A muskrat runway set is used to trap muskrats as they travel back and forth through shallow water.
When muskrats make several trips in the same area they leave behind a path or small channel in the mud that can be very noticeable and easy to find.
This small channel is the muskrat runway and this runway is a great spot to set a trap. When it comes to setting a trap on a runway you have two options that work well.
The first option is to set a body gripping trap also called a conibear trap in the runway.
Why choose a conibear and not a foothold trap? Since the water is sometimes shallow in these runways, using a foothold trap is difficult because the water might be too shallow to drown the muskrat.

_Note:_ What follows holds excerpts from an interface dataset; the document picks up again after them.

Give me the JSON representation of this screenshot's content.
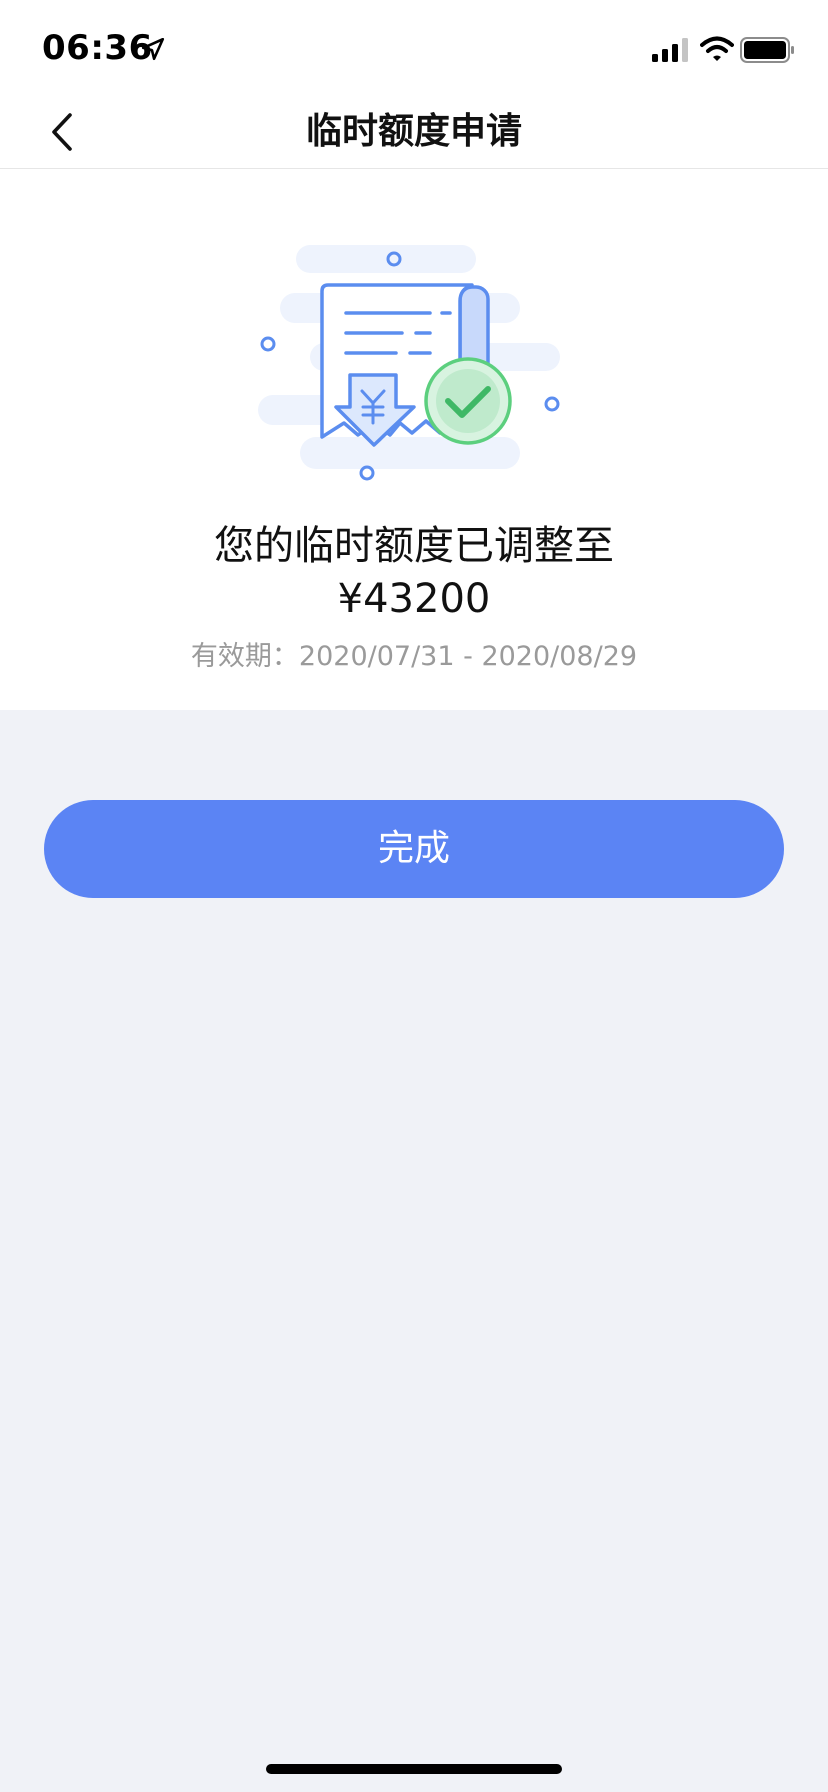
{
  "status_bar": {
    "time": "06:36",
    "icons": [
      "location-arrow-icon",
      "signal-icon",
      "wifi-icon",
      "battery-icon"
    ]
  },
  "nav": {
    "back_icon": "chevron-left-icon",
    "title": "临时额度申请"
  },
  "result": {
    "illustration_icon": "receipt-check-icon",
    "message": "您的临时额度已调整至",
    "amount": "¥43200",
    "validity": "有效期：2020/07/31 - 2020/08/29"
  },
  "actions": {
    "done_label": "完成"
  },
  "colors": {
    "accent": "#5b84f4",
    "success": "#5ccf7e",
    "background": "#f0f2f7"
  }
}
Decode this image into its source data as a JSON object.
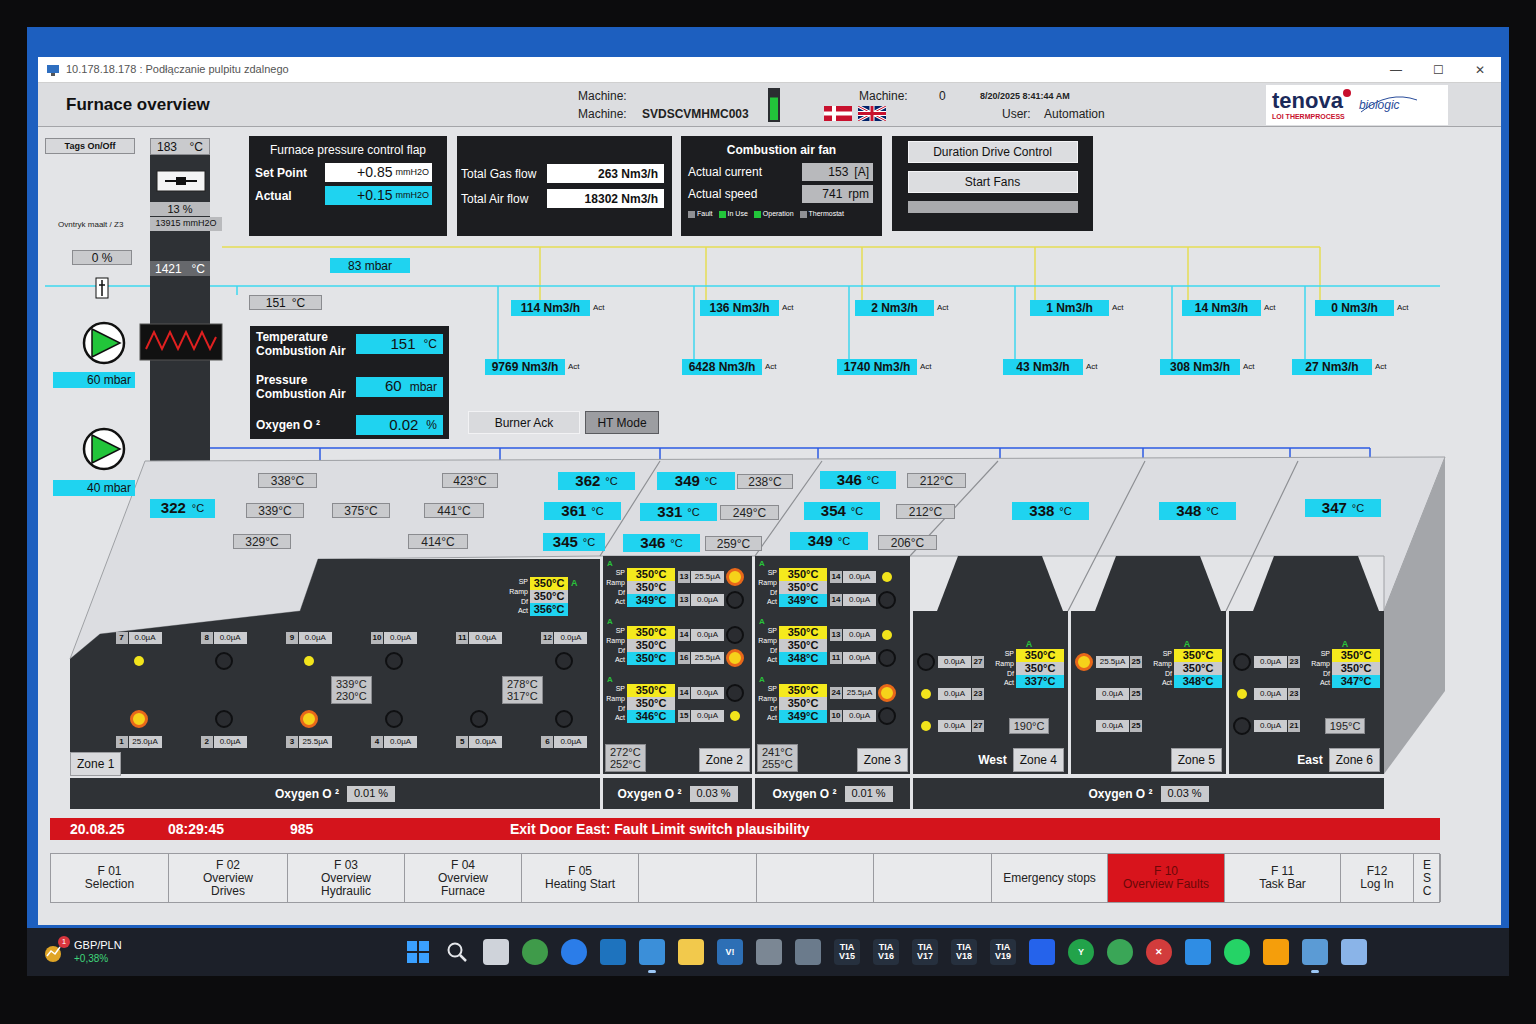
{
  "window": {
    "title": "10.178.18.178 : Podłączanie pulpitu zdalnego",
    "controls": [
      "—",
      "☐",
      "✕"
    ]
  },
  "header": {
    "title": "Furnace overview",
    "machine_labels": [
      "Machine:",
      "Machine:"
    ],
    "machine_name": "SVDSCVMHMC003",
    "gauge_level": 0.75,
    "machine2": {
      "label": "Machine:",
      "value": "0"
    },
    "datetime": "8/20/2025 8:41:44 AM",
    "user": {
      "label": "User:",
      "value": "Automation"
    },
    "logo": {
      "brand": "tenova",
      "sub": "LOI THERMPROCESS",
      "partner": "biologic"
    }
  },
  "stack": {
    "tags_button": "Tags On/Off",
    "top_temp": {
      "value": "183",
      "unit": "°C"
    },
    "flap": "13 %",
    "pressure_label": "Ovntryk maalt / Z3",
    "pressure": "13915 mmH2O",
    "hot_temp": {
      "value": "1421",
      "unit": "°C"
    },
    "valve": "0 %",
    "air_temp": {
      "value": "151",
      "unit": "°C"
    },
    "gas_pressure": "83 mbar",
    "bottom_temp": {
      "value": "322",
      "unit": "°C"
    },
    "pumps": [
      {
        "reading": "60 mbar",
        "running": true
      },
      {
        "reading": "40 mbar",
        "running": true
      }
    ]
  },
  "pressure_panel": {
    "title": "Furnace pressure control flap",
    "rows": [
      {
        "label": "Set Point",
        "value": "+0.85",
        "unit": "mmH2O",
        "kind": "setpoint"
      },
      {
        "label": "Actual",
        "value": "+0.15",
        "unit": "mmH2O",
        "kind": "actual"
      }
    ]
  },
  "flow_panel": {
    "rows": [
      {
        "label": "Total Gas flow",
        "value": "263 Nm3/h"
      },
      {
        "label": "Total Air flow",
        "value": "18302 Nm3/h"
      }
    ]
  },
  "fan_panel": {
    "title": "Combustion air fan",
    "rows": [
      {
        "label": "Actual current",
        "value": "153",
        "unit": "[A]"
      },
      {
        "label": "Actual speed",
        "value": "741",
        "unit": "rpm"
      }
    ],
    "legend": [
      {
        "label": "Fault",
        "color": "#8f9094"
      },
      {
        "label": "In Use",
        "color": "#22c53a"
      },
      {
        "label": "Operation",
        "color": "#22c53a"
      },
      {
        "label": "Thermostat",
        "color": "#8f9094"
      }
    ]
  },
  "control_panel": {
    "buttons": [
      "Duration Drive Control",
      "Start Fans"
    ],
    "level": 0
  },
  "combustion_air": {
    "rows": [
      {
        "label": "Temperature Combustion Air",
        "value": "151",
        "unit": "°C"
      },
      {
        "label": "Pressure Combustion Air",
        "value": "60",
        "unit": "mbar"
      },
      {
        "label": "Oxygen O ²",
        "value": "0.02",
        "unit": "%"
      }
    ],
    "actions": [
      {
        "label": "Burner Ack",
        "selected": false
      },
      {
        "label": "HT Mode",
        "selected": true
      }
    ]
  },
  "flows": {
    "act": "Act",
    "gas": [
      "114 Nm3/h",
      "136 Nm3/h",
      "2 Nm3/h",
      "1 Nm3/h",
      "14 Nm3/h",
      "0 Nm3/h"
    ],
    "air": [
      "9769 Nm3/h",
      "6428 Nm3/h",
      "1740 Nm3/h",
      "43 Nm3/h",
      "308 Nm3/h",
      "27 Nm3/h"
    ]
  },
  "furnace_temps": [
    {
      "value": "338",
      "unit": "°C",
      "kind": "reading"
    },
    {
      "value": "423",
      "unit": "°C",
      "kind": "reading"
    },
    {
      "value": "339",
      "unit": "°C",
      "kind": "reading"
    },
    {
      "value": "375",
      "unit": "°C",
      "kind": "reading"
    },
    {
      "value": "441",
      "unit": "°C",
      "kind": "reading"
    },
    {
      "value": "329",
      "unit": "°C",
      "kind": "reading"
    },
    {
      "value": "414",
      "unit": "°C",
      "kind": "reading"
    },
    {
      "value": "362",
      "unit": "°C",
      "kind": "actual"
    },
    {
      "value": "361",
      "unit": "°C",
      "kind": "actual"
    },
    {
      "value": "345",
      "unit": "°C",
      "kind": "actual"
    },
    {
      "value": "349",
      "unit": "°C",
      "kind": "actual"
    },
    {
      "value": "238",
      "unit": "°C",
      "kind": "reading"
    },
    {
      "value": "331",
      "unit": "°C",
      "kind": "actual"
    },
    {
      "value": "249",
      "unit": "°C",
      "kind": "reading"
    },
    {
      "value": "346",
      "unit": "°C",
      "kind": "actual"
    },
    {
      "value": "259",
      "unit": "°C",
      "kind": "reading"
    },
    {
      "value": "346",
      "unit": "°C",
      "kind": "actual"
    },
    {
      "value": "212",
      "unit": "°C",
      "kind": "reading"
    },
    {
      "value": "354",
      "unit": "°C",
      "kind": "actual"
    },
    {
      "value": "212",
      "unit": "°C",
      "kind": "reading"
    },
    {
      "value": "349",
      "unit": "°C",
      "kind": "actual"
    },
    {
      "value": "206",
      "unit": "°C",
      "kind": "reading"
    },
    {
      "value": "338",
      "unit": "°C",
      "kind": "actual"
    },
    {
      "value": "348",
      "unit": "°C",
      "kind": "actual"
    },
    {
      "value": "347",
      "unit": "°C",
      "kind": "actual"
    }
  ],
  "furnace": {
    "controller_labels": [
      "SP",
      "Ramp",
      "Df",
      "Act"
    ],
    "zones": [
      {
        "name": "Zone 1",
        "kind": "grid",
        "controllers": [
          {
            "auto": "A",
            "sp": "350°C",
            "ramp": "350°C",
            "act": "356°C"
          }
        ],
        "burners": [
          {
            "id": "7",
            "current": "0.0µA",
            "state": "on"
          },
          {
            "id": "8",
            "current": "0.0µA",
            "state": "off"
          },
          {
            "id": "9",
            "current": "0.0µA",
            "state": "on"
          },
          {
            "id": "10",
            "current": "0.0µA",
            "state": "off"
          },
          {
            "id": "11",
            "current": "0.0µA",
            "state": "none"
          },
          {
            "id": "12",
            "current": "0.0µA",
            "state": "off"
          },
          {
            "id": "1",
            "current": "25.0µA",
            "state": "flame"
          },
          {
            "id": "2",
            "current": "0.0µA",
            "state": "off"
          },
          {
            "id": "3",
            "current": "25.5µA",
            "state": "flame"
          },
          {
            "id": "4",
            "current": "0.0µA",
            "state": "off"
          },
          {
            "id": "5",
            "current": "0.0µA",
            "state": "off"
          },
          {
            "id": "6",
            "current": "0.0µA",
            "state": "off"
          }
        ],
        "temps": [
          [
            "339°C",
            "230°C"
          ],
          [
            "278°C",
            "317°C"
          ]
        ]
      },
      {
        "name": "Zone 2",
        "kind": "rows",
        "controllers": [
          {
            "auto": "A",
            "sp": "350°C",
            "ramp": "350°C",
            "act": "349°C"
          },
          {
            "auto": "A",
            "sp": "350°C",
            "ramp": "350°C",
            "act": "350°C"
          },
          {
            "auto": "A",
            "sp": "350°C",
            "ramp": "350°C",
            "act": "346°C"
          }
        ],
        "burners": [
          {
            "id": "13",
            "current": "25.5µA",
            "state": "flame"
          },
          {
            "id": "13",
            "current": "0.0µA",
            "state": "off"
          },
          {
            "id": "14",
            "current": "0.0µA",
            "state": "off"
          },
          {
            "id": "16",
            "current": "25.5µA",
            "state": "flame"
          },
          {
            "id": "14",
            "current": "0.0µA",
            "state": "off"
          },
          {
            "id": "15",
            "current": "0.0µA",
            "state": "on"
          }
        ],
        "temps": [
          [
            "272°C",
            "252°C"
          ]
        ]
      },
      {
        "name": "Zone 3",
        "kind": "rows",
        "controllers": [
          {
            "auto": "A",
            "sp": "350°C",
            "ramp": "350°C",
            "act": "349°C"
          },
          {
            "auto": "A",
            "sp": "350°C",
            "ramp": "350°C",
            "act": "348°C"
          },
          {
            "auto": "A",
            "sp": "350°C",
            "ramp": "350°C",
            "act": "349°C"
          }
        ],
        "burners": [
          {
            "id": "14",
            "current": "0.0µA",
            "state": "on"
          },
          {
            "id": "14",
            "current": "0.0µA",
            "state": "off"
          },
          {
            "id": "13",
            "current": "0.0µA",
            "state": "on"
          },
          {
            "id": "11",
            "current": "0.0µA",
            "state": "off"
          },
          {
            "id": "24",
            "current": "25.5µA",
            "state": "flame"
          },
          {
            "id": "10",
            "current": "0.0µA",
            "state": "off"
          }
        ],
        "temps": [
          [
            "241°C",
            "255°C"
          ]
        ]
      },
      {
        "name": "Zone 4",
        "kind": "hood",
        "side": "West",
        "controllers": [
          {
            "auto": "A",
            "sp": "350°C",
            "ramp": "350°C",
            "act": "337°C"
          }
        ],
        "burners": [
          {
            "id": "27",
            "current": "0.0µA",
            "state": "off"
          },
          {
            "id": "23",
            "current": "0.0µA",
            "state": "on"
          },
          {
            "id": "27",
            "current": "0.0µA",
            "state": "on"
          }
        ],
        "temps": [
          [
            "190°C"
          ]
        ]
      },
      {
        "name": "Zone 5",
        "kind": "hood",
        "controllers": [
          {
            "auto": "A",
            "sp": "350°C",
            "ramp": "350°C",
            "act": "348°C"
          }
        ],
        "burners": [
          {
            "id": "25",
            "current": "25.5µA",
            "state": "flame"
          },
          {
            "id": "25",
            "current": "0.0µA",
            "state": "none"
          },
          {
            "id": "25",
            "current": "0.0µA",
            "state": "none"
          }
        ],
        "temps": []
      },
      {
        "name": "Zone 6",
        "kind": "hood",
        "side": "East",
        "controllers": [
          {
            "auto": "A",
            "sp": "350°C",
            "ramp": "350°C",
            "act": "347°C"
          }
        ],
        "burners": [
          {
            "id": "23",
            "current": "0.0µA",
            "state": "off"
          },
          {
            "id": "23",
            "current": "0.0µA",
            "state": "on"
          },
          {
            "id": "21",
            "current": "0.0µA",
            "state": "off"
          }
        ],
        "temps": [
          [
            "195°C"
          ]
        ]
      }
    ],
    "oxygen": [
      {
        "label": "Oxygen O ²",
        "value": "0.01 %"
      },
      {
        "label": "Oxygen O ²",
        "value": "0.03 %"
      },
      {
        "label": "Oxygen O ²",
        "value": "0.01 %"
      },
      {
        "label": "Oxygen O ²",
        "value": "0.03 %"
      }
    ]
  },
  "alarm": {
    "date": "20.08.25",
    "time": "08:29:45",
    "code": "985",
    "message": "Exit Door East: Fault Limit switch plausibility"
  },
  "fkeys": [
    {
      "lines": [
        "F 01",
        "Selection"
      ],
      "selected": false
    },
    {
      "lines": [
        "F 02",
        "Overview",
        "Drives"
      ],
      "selected": false
    },
    {
      "lines": [
        "F 03",
        "Overview",
        "Hydraulic"
      ],
      "selected": false
    },
    {
      "lines": [
        "F 04",
        "Overview",
        "Furnace"
      ],
      "selected": false
    },
    {
      "lines": [
        "F 05",
        "Heating Start"
      ],
      "selected": false
    },
    {
      "lines": [],
      "selected": false
    },
    {
      "lines": [],
      "selected": false
    },
    {
      "lines": [],
      "selected": false
    },
    {
      "lines": [
        "Emergency stops"
      ],
      "selected": false
    },
    {
      "lines": [
        "F 10",
        "Overview Faults"
      ],
      "selected": true
    },
    {
      "lines": [
        "F 11",
        "Task Bar"
      ],
      "selected": false
    },
    {
      "lines": [
        "F12",
        "Log In"
      ],
      "selected": false
    },
    {
      "lines": [
        "E",
        "S",
        "C"
      ],
      "selected": false
    }
  ],
  "taskbar": {
    "ticker": {
      "symbol": "GBP/PLN",
      "change": "+0,38%",
      "badge": "1"
    },
    "icons": [
      {
        "kind": "windows",
        "color": "#3aa0ff",
        "label": [],
        "running": false
      },
      {
        "kind": "search",
        "color": "#e5e7eb",
        "label": [],
        "running": false
      },
      {
        "kind": "square",
        "color": "#cfd3da",
        "label": [],
        "running": false
      },
      {
        "kind": "circle",
        "color": "#3f9b4a",
        "label": [],
        "running": false
      },
      {
        "kind": "circle",
        "color": "#2b7de9",
        "label": [],
        "running": false
      },
      {
        "kind": "square",
        "color": "#1e73be",
        "label": [],
        "running": false
      },
      {
        "kind": "square",
        "color": "#3b8fd9",
        "label": [],
        "running": true
      },
      {
        "kind": "square",
        "color": "#f2c94c",
        "label": [],
        "running": false
      },
      {
        "kind": "square",
        "color": "#2d6fb5",
        "label": [
          "V!"
        ],
        "running": false
      },
      {
        "kind": "square",
        "color": "#7b8794",
        "label": [],
        "running": false
      },
      {
        "kind": "square",
        "color": "#6b7b8c",
        "label": [],
        "running": false
      },
      {
        "kind": "text",
        "color": "#26303e",
        "label": [
          "TIA",
          "V15"
        ],
        "running": false
      },
      {
        "kind": "text",
        "color": "#26303e",
        "label": [
          "TIA",
          "V16"
        ],
        "running": false
      },
      {
        "kind": "text",
        "color": "#26303e",
        "label": [
          "TIA",
          "V17"
        ],
        "running": false
      },
      {
        "kind": "text",
        "color": "#26303e",
        "label": [
          "TIA",
          "V18"
        ],
        "running": false
      },
      {
        "kind": "text",
        "color": "#26303e",
        "label": [
          "TIA",
          "V19"
        ],
        "running": false
      },
      {
        "kind": "square",
        "color": "#2563eb",
        "label": [],
        "running": false
      },
      {
        "kind": "circle",
        "color": "#22a34a",
        "label": [
          "Y"
        ],
        "running": false
      },
      {
        "kind": "circle",
        "color": "#3aa657",
        "label": [],
        "running": false
      },
      {
        "kind": "circle",
        "color": "#d23c3c",
        "label": [
          "✕"
        ],
        "running": false
      },
      {
        "kind": "square",
        "color": "#2f8de4",
        "label": [],
        "running": false
      },
      {
        "kind": "circle",
        "color": "#25d366",
        "label": [],
        "running": false
      },
      {
        "kind": "square",
        "color": "#f59e0b",
        "label": [],
        "running": false
      },
      {
        "kind": "square",
        "color": "#5b9bd5",
        "label": [],
        "running": true
      },
      {
        "kind": "square",
        "color": "#8ab4e8",
        "label": [],
        "running": false
      }
    ]
  }
}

Without deep water a muskrat that's trapped in a foothold will usually "wring" off its foot and escape. Plus, as a trapper you want to create ethical and humane sets that quickly dispatch the animal with a minimal amount of stress.
So, unless you can stake your foothold off into deep water, it's best to just stick with a conibear trap for these shallow water situations.
The second option is to use a colony trap which is also called a box trap. As long as the water is deep enough to submerge the colony trap, they work great and they're simple to set up.
Colony traps are a little more cumbersome to carry through the woods, but with the added benefit of catching multiple muskrats in one night, they're usually worth the effort.
If you choose to use a conibear the first step is to locate the muskrat run. Look for a small channel carved into the mud or look for a path in shallow water running through the grass or weeds.
If the location allows, it's easier to find the run if you can stand on the bank and look out into the water so you don't disturb the mud and make the water cloudy and hard to see.
Once you locate the run, set the conibear by placing a long stick through the hole in the trap's spring. Make sure the trap is snug against the stick. You don't want the trap to move as the muskrat swims through it.
You can also shove a few smaller sticks in the ring to help wedge the trap.
Once you have the trap on the stick, simply set the trap in the middle of the runway. As the muskrat travels through the runway it will attempt to pass through the trap and get caught.
A #110 or #120 conibear works well for this set. I typically use a #110 because they only have one spring which makes them easy to set just using one stick.
The #110 has plenty of power for muskrats and they also have enough strength to hold a mink, which will commonly travel a muskrat runway in search of one of their favorite meals.....muskrats.
The colony trap is rectangular box constructed of wire that has a one way swinging door on each end.
As a muskrat swims into the trap it pushes the door open and it falls down behind it trapping the muskrat inside. The colony trap is set below the water level so the trapped muskrat drowns.
The colony trap is a popular trap because it allows you to trap multiple muskrats at one location.
Since multiple muskrats can use the same runway, using a colony trap for a muskrat runway set is a great choice. It's pretty common to trap 2, 3 or even 4 muskrats in a single night using one of these traps.
To set the trap, find a well used muskrat run that's deep enough to fully submerge the trap.
Once you find a good location, secure the colony trap with the included stakes or use sticks to prevent the trap from rocking back and forth.
You can also use a couple guide sticks on each end of the trap to ensure the muskrats swim through the trap and not around it.
That's it! It only takes a couple of minutes to set up a colony trap. You don't need to bait the trap since you're taking advantage of the muskrats natural travel pattern.
As you're walking through the marsh on your next trapline, keep an eye out for active muskrat runs. They're pretty easy to spot, especially if the lake or pond has a soft bottom or if there is a lot of vegetation.
The muskrat runway set is one of the easiest muskrat sets to make because they don't require any baiting or elaborate setup. Plus, you have the added benefit of trapping the occasional mink that will use these same runways.
Just use a #110 conibear or a colony trap and you should able to trap multiple muskrats at a single location.